Finally from the initial group, I found this old Charles Morrill saw set for a few bucks.

In grungy condition, but later cleaned up nicely

I'm going to do a separate post about this set - it's pretty interesting and works fine.

When I was there, I spotted something that really made my spidey senses tingle.

The iron at bottom was lying on a table in the garage (ignore the top one for now)

Most people reading this know what it is: a 1/2" straight cutting iron for a router plane.  My eyebrows raised about a half inch when I saw this and I grabbed it immediately.  But then I looked in vain for the plane that it belonged to.

The guy running the sale said the plane went away with someone early in the day.  Apparently some people get advance notice of estate sales and are allowed in a little early (arrgh!).  Being the concerned guy I am, I knew this iron had to be reunited with the plane - the guy knew how to get in touch with the new owner and would get it to him.

OK, silver lining: he said the guy who bought it is a reseller and might be willing to sell it to me.  I got the number and visited him the next day.  He had bought quite a number of things that he had little knowledge of.  Not only did I get the router plane, a Millers Falls #67 with the 1/2" spearhead iron, but he also threw in a drawknife and a very thick 1 1/2" wide, almost 1/4" thick plane blade (probably homemade) because he appreciated that I educated him about some of the tools he got.

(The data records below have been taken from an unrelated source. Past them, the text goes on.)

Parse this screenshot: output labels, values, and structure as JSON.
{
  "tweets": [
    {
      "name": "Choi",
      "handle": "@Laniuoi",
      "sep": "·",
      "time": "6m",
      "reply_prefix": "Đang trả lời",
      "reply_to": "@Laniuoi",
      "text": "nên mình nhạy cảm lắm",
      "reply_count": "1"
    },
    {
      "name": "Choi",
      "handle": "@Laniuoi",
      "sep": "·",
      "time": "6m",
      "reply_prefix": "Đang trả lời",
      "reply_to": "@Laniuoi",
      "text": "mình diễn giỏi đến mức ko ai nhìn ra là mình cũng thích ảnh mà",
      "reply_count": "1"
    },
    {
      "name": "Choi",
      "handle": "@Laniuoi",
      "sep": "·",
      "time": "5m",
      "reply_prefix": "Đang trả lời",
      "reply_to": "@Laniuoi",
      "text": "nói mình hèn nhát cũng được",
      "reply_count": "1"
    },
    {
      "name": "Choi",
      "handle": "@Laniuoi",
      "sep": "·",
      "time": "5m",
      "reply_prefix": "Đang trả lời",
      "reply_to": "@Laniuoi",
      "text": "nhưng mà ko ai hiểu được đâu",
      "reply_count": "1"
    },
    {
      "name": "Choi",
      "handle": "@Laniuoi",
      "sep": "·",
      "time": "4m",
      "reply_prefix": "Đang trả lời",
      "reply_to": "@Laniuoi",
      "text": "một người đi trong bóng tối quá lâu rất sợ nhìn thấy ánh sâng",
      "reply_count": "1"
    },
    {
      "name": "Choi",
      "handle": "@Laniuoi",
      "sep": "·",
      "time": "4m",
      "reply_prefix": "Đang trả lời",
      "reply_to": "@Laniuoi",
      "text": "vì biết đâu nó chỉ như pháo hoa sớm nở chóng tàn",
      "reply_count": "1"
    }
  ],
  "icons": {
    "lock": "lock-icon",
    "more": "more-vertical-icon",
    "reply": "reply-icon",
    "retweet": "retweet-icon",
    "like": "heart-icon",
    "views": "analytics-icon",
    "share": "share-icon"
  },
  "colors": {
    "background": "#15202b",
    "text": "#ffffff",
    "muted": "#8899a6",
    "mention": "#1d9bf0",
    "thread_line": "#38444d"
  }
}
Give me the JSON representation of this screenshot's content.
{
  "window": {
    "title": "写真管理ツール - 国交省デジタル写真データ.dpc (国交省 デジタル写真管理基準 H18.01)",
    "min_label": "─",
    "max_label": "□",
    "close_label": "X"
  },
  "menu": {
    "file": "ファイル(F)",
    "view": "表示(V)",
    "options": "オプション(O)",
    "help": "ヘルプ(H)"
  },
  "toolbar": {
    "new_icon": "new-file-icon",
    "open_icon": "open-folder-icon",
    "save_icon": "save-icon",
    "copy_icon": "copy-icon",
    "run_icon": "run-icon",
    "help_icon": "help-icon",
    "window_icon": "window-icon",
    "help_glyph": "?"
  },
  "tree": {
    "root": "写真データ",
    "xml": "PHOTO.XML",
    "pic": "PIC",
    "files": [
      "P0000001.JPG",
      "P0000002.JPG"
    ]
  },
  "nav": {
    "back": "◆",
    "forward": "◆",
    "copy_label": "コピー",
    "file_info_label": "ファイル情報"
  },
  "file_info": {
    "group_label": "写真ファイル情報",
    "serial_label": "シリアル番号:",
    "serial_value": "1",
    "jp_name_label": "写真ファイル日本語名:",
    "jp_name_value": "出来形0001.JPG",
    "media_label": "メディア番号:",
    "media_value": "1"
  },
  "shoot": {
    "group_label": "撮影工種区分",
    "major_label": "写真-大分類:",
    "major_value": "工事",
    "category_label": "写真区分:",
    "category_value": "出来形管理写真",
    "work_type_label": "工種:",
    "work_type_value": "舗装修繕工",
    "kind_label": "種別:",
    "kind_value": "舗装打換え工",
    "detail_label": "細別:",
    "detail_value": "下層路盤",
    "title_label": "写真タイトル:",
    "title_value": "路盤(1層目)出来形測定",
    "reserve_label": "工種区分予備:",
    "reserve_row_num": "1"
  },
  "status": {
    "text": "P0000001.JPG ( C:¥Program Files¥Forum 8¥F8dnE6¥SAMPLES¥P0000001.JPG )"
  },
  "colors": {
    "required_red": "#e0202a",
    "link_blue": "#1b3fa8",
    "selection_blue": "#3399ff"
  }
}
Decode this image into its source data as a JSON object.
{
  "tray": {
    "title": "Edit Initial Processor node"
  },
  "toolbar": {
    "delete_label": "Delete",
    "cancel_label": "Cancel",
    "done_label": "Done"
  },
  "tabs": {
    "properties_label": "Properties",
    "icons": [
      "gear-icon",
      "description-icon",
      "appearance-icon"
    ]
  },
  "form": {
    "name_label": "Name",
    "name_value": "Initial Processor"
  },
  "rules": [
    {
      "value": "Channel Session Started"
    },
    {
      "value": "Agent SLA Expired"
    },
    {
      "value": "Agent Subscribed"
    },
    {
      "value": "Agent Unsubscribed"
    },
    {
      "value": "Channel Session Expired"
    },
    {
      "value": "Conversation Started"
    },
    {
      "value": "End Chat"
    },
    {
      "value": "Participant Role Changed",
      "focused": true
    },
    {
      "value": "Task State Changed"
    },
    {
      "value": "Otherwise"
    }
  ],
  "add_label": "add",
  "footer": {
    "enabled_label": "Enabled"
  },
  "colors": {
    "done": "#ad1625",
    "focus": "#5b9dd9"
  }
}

Millers Falls #67 router plane

I paid $80 for it - wish it could have been less, but I'll take that.  I'll be writing more about this router plane in a week or two.

The drawknife was pretty badly pitted and the blade was bent and twisted, which is why he gave it to me.  I'll write more about it soon.

Drawknife in rough shape

After I picked up the router plane and drawknife, I stopped back at the estate sale to grab the 1/2" straight cutter.  While I was there I found a few other small things (at no charge) that I thought were interesting.

Tools for a brace and a few punches or nail sets

The largest from that group is this countersink which,
after sharpening, works great

I'd thought for a long time it would be nice to have a chuck on a square tapered shank.  This allows  small driver bits and round-shanked drill bits to be used with a brace.  And the countersink is a monster.

I haven't been to many garage / estate sales over the last couple years.  It's nice to start getting out to them again.  Like I said, you never know ...